Effects Of An America Cue On Intergroup Attitudes, Beliefs, And Behavior
Each day, the citizens of the United States of America are likely to be reminded of their nation in any number of subtle ways. What are the effects of this reminding? In the present work, sixteen experiments are reported in which there is converging evidence that a subtle reminder of America leads to bias against outgroups despite that Americans, in general, and in the present study, appear to associate America with egalitarianism. Evidence for bias was found on both implicit and explicit attitudes measures, and was directed toward the outgroup at both the group and individual level. Moreover, the consequences of these attitudes included feelings of psychological distance from the outgroup, reduced support for an African-American political candidate, and poorer ratings for an African-American job candidate. The potential mechanisms for both explicit and implicit effects of a reminder of America are discussed.
attitudes; implicit; national cue
Ferguson, Melissa J.
Roberson, Quinetta M.; Gilovich, Thomas Dashiff; Field, David James
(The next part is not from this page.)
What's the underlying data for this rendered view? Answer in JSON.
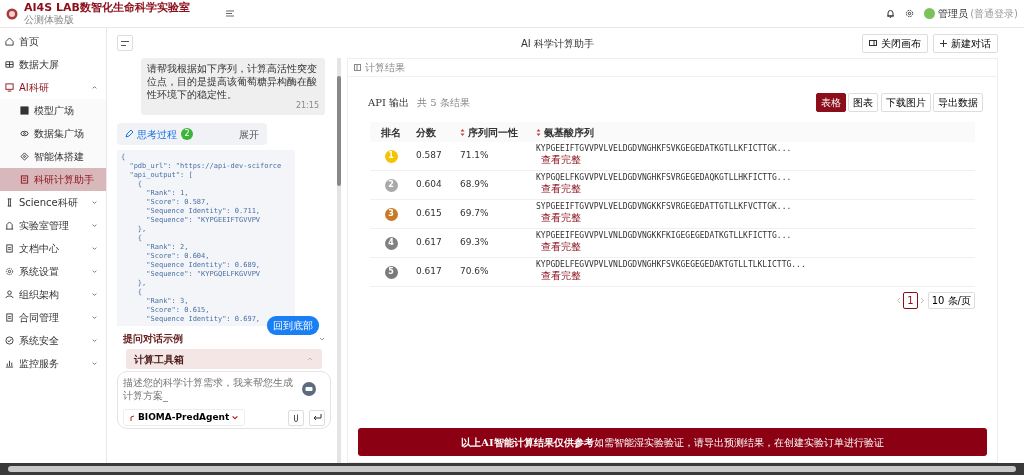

Ph. D., Psychology
Doctor of Philosophy
dissertation or thesis